An oldie but a goodie, Emily Bronte’s 1847 novel Wuthering Heights shows the darker side of Romanticism, incorporating Gothic elements of ghosts, revenge, and greed into a tragically turbulent story. The novel follows the events over the course of roughly two generations of the dichotomous Earnshaw and Linton families in a roller coaster of feuds and affairs. The characters are highly developed in the sense that I was able to relate to some aspects in all of them while still being appalled by their impulsive actions at times.
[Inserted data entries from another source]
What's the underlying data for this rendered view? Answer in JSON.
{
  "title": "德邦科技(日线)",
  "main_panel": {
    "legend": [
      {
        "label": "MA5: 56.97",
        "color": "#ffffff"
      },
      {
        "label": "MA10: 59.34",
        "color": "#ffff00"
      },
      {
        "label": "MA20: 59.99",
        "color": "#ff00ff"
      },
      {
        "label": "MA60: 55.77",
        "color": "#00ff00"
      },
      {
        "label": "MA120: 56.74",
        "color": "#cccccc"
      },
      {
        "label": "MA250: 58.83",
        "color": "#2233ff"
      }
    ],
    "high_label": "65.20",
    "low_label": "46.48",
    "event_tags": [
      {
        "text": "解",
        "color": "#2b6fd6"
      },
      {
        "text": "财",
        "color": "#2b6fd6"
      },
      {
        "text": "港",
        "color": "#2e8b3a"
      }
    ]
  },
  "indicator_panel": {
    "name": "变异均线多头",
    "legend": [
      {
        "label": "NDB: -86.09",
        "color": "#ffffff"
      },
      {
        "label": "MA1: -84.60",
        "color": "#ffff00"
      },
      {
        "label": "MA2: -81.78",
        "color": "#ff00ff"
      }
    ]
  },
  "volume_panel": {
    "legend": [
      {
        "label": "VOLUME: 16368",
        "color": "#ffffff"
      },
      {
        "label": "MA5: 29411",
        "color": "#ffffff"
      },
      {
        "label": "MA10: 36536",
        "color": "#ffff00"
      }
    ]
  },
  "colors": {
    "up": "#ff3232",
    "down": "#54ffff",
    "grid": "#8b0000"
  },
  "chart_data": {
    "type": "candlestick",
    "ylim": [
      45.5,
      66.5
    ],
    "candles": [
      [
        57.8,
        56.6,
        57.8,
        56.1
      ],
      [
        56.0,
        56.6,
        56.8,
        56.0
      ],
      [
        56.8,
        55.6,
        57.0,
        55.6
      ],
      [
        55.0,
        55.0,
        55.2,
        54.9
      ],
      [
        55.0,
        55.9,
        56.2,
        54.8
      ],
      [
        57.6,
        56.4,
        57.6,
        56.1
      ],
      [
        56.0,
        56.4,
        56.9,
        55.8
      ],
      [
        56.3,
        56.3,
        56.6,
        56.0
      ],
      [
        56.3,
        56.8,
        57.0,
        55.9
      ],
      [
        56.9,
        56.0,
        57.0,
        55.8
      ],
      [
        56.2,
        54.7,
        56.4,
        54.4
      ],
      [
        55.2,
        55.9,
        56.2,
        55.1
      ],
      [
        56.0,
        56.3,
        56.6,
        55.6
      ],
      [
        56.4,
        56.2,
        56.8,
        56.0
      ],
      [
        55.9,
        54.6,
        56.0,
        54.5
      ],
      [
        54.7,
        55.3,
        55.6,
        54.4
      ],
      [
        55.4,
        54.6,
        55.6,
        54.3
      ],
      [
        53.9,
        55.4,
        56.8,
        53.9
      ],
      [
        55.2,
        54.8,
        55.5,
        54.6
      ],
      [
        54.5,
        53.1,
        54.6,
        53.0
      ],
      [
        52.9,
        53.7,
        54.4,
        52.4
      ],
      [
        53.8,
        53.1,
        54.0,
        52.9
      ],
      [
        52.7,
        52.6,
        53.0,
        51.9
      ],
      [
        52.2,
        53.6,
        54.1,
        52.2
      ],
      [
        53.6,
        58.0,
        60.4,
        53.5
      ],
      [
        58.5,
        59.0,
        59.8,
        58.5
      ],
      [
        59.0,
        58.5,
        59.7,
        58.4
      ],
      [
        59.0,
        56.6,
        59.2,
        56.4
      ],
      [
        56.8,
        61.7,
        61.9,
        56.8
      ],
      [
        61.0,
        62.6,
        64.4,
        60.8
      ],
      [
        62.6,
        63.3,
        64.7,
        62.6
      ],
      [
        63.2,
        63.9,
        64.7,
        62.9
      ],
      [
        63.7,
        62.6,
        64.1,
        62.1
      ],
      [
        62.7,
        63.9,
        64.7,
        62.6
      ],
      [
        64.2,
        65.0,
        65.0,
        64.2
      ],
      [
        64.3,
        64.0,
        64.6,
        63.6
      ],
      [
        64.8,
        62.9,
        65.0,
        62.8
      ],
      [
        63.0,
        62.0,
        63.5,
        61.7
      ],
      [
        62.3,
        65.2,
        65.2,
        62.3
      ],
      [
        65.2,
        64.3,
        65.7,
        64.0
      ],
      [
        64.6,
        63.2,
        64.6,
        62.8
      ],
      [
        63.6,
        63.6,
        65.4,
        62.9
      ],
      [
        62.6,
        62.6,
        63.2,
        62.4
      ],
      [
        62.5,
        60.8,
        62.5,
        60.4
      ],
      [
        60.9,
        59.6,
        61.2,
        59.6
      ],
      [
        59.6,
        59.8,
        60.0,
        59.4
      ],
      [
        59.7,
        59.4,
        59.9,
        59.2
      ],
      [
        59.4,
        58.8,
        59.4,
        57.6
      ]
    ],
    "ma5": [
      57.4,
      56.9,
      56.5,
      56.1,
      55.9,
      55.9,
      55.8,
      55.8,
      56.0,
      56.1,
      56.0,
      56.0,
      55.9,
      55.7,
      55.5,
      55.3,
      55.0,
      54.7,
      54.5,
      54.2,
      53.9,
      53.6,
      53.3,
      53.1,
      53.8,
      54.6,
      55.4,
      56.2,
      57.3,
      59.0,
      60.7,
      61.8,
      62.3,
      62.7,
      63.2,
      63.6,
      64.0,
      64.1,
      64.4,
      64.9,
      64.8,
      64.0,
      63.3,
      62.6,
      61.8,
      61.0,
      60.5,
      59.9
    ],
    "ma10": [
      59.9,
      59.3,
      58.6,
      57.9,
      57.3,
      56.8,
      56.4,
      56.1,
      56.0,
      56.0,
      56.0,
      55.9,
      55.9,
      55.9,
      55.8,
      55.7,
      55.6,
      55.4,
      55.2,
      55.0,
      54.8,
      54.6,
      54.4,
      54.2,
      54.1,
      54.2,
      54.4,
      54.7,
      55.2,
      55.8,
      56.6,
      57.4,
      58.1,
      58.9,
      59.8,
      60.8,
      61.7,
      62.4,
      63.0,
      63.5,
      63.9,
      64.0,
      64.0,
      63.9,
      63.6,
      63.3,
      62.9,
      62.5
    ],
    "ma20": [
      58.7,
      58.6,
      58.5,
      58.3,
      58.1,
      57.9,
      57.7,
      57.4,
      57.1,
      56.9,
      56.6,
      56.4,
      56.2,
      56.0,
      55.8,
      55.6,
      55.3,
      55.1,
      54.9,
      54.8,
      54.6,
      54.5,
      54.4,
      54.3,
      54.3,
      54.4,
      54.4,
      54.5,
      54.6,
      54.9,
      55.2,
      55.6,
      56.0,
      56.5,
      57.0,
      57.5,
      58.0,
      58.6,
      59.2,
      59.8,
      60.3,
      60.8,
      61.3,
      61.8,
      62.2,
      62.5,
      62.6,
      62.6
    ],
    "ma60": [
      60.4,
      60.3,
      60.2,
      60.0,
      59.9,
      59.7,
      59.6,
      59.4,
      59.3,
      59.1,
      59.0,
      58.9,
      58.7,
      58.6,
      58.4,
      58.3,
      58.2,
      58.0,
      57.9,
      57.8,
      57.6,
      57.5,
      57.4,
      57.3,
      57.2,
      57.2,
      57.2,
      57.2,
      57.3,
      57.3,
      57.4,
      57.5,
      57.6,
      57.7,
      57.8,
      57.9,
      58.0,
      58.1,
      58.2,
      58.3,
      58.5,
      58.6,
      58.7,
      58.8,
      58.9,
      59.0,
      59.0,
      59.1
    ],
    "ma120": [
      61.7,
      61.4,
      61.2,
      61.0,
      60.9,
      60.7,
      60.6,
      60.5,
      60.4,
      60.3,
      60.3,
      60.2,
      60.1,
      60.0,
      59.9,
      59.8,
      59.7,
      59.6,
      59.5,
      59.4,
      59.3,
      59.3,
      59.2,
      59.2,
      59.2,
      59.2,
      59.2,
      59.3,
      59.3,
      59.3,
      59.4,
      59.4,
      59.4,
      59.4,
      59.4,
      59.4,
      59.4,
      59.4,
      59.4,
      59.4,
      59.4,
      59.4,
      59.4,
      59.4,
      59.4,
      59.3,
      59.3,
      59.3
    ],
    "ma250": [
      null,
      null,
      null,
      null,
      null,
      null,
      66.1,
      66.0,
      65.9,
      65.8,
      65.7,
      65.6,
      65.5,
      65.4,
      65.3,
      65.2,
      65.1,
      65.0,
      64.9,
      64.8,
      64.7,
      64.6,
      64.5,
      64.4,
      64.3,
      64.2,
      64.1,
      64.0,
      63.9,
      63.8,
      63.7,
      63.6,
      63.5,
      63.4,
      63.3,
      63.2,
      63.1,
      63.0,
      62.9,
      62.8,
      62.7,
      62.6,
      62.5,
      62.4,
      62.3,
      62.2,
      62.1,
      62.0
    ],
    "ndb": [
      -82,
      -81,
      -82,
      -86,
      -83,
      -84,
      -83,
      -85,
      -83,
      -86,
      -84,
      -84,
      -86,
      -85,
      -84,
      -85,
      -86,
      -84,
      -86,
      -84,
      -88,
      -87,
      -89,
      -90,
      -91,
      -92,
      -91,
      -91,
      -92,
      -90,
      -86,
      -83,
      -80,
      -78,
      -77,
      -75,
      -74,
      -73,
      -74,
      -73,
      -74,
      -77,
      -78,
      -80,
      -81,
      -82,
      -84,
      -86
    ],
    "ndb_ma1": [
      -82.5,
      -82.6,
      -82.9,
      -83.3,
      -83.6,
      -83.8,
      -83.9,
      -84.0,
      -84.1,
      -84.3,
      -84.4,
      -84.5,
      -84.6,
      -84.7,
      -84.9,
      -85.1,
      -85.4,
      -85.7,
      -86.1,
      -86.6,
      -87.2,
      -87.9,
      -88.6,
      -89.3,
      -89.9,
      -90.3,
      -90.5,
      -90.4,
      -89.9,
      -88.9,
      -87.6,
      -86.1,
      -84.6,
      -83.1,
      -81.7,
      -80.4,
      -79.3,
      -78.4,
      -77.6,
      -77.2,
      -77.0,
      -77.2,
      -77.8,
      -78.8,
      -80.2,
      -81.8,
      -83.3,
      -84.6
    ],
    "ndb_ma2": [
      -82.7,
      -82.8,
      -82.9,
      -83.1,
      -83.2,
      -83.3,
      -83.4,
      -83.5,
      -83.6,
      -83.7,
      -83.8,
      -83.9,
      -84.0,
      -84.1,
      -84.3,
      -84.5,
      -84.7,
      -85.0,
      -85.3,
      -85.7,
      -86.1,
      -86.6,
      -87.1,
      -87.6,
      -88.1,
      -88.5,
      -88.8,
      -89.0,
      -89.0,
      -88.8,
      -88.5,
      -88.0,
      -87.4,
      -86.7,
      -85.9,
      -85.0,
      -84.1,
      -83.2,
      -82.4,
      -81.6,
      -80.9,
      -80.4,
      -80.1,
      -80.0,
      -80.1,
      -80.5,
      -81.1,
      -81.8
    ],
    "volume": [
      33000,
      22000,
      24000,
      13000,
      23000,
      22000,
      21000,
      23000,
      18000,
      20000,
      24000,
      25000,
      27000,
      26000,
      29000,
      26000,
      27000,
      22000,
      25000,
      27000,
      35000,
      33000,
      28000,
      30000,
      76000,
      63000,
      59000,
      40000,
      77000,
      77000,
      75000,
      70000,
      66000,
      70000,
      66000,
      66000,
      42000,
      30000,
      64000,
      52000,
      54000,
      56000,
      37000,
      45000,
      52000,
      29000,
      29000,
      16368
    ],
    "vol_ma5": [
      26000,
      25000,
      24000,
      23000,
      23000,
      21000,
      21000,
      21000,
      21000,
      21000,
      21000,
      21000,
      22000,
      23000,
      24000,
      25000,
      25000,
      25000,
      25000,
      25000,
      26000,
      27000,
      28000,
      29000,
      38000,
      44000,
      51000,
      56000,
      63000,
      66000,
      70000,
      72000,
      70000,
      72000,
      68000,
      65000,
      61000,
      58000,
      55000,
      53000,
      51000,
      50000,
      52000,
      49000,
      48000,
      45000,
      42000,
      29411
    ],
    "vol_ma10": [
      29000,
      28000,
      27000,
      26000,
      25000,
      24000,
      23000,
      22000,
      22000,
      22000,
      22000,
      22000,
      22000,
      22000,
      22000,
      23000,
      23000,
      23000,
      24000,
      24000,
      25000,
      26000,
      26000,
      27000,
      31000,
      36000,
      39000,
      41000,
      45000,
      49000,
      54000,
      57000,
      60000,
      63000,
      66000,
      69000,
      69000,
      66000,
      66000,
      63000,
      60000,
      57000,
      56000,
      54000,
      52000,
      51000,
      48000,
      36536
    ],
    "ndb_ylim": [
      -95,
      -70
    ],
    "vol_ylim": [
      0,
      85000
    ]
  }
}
The backdrop of the beautiful Yorkshire Moors in rural England helps Bronte to develop a struggle between the animalistic and the tame sides of her characters, pushing readers to question the motivations of their own actions.
Still applicable today in its exploration of social immobility, gender inequality, and morality, Wuthering Heights is a classic and a good read for anyone looking for a little escapism from the chaos of the modern world.